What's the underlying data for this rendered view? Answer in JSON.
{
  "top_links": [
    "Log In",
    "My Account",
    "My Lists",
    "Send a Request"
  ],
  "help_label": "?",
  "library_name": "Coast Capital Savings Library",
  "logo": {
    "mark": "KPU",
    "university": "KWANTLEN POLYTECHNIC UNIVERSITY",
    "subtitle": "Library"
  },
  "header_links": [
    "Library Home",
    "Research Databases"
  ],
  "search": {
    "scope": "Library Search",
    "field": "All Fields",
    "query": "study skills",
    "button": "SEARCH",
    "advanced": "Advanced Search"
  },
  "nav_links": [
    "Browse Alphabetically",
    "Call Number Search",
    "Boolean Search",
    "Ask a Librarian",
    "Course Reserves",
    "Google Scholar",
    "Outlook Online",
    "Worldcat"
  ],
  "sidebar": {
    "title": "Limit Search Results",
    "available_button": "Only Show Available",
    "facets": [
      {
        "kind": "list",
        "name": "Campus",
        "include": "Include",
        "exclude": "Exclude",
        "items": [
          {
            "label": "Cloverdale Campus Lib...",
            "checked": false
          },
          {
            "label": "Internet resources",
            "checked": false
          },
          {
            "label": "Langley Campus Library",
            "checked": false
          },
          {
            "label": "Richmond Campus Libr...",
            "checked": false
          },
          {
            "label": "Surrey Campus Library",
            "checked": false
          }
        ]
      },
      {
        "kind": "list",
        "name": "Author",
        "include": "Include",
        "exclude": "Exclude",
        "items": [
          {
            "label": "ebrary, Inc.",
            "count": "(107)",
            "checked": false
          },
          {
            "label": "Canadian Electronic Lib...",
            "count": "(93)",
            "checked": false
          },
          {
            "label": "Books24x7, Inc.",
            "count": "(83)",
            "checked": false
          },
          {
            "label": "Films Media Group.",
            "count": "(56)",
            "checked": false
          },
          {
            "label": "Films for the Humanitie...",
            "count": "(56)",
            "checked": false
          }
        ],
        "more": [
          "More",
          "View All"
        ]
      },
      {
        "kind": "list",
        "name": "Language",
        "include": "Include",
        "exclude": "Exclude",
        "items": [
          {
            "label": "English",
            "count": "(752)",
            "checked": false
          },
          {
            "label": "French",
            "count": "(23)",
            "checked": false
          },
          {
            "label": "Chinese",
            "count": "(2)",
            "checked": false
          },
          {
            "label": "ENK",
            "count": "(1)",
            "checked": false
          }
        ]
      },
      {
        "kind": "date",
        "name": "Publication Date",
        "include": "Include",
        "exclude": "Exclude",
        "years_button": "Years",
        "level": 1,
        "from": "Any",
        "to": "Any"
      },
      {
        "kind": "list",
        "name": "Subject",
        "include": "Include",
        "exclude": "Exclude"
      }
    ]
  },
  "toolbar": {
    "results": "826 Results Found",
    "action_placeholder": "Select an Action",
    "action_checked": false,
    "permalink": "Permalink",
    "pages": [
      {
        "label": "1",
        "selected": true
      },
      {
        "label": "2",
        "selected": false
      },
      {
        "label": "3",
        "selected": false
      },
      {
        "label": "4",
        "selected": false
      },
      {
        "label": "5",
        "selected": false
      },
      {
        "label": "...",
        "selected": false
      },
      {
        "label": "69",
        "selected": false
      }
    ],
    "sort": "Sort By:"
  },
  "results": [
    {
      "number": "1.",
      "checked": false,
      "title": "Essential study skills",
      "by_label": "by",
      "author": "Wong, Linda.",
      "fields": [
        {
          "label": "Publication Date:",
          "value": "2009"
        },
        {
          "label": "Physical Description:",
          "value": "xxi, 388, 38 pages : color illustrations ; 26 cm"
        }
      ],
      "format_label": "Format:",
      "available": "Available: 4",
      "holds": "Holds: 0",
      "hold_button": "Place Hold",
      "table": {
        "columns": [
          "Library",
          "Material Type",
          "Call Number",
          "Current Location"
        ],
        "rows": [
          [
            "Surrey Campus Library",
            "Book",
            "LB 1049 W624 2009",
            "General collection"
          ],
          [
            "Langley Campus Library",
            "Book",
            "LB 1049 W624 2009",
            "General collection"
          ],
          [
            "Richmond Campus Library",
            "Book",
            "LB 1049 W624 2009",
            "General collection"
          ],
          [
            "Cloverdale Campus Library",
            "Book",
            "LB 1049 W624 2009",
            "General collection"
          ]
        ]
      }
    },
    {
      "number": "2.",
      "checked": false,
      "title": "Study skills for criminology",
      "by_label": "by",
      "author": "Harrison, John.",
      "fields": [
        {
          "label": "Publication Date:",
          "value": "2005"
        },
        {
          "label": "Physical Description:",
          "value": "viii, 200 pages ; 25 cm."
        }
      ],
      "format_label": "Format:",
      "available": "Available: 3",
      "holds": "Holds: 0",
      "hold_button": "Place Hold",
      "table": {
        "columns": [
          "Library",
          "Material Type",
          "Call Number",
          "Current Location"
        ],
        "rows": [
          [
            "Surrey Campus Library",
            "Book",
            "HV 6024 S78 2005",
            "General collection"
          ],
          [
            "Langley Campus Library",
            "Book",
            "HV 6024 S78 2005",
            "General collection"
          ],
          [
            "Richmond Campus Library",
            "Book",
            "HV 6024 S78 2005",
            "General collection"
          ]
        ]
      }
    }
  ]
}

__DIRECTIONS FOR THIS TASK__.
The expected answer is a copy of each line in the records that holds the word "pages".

__WRITTEN SOLUTION__.
    "pages": [
          "value": "xxi, 388, 38 pages : color illustrations ; 26 cm"
          "value": "viii, 200 pages ; 25 cm."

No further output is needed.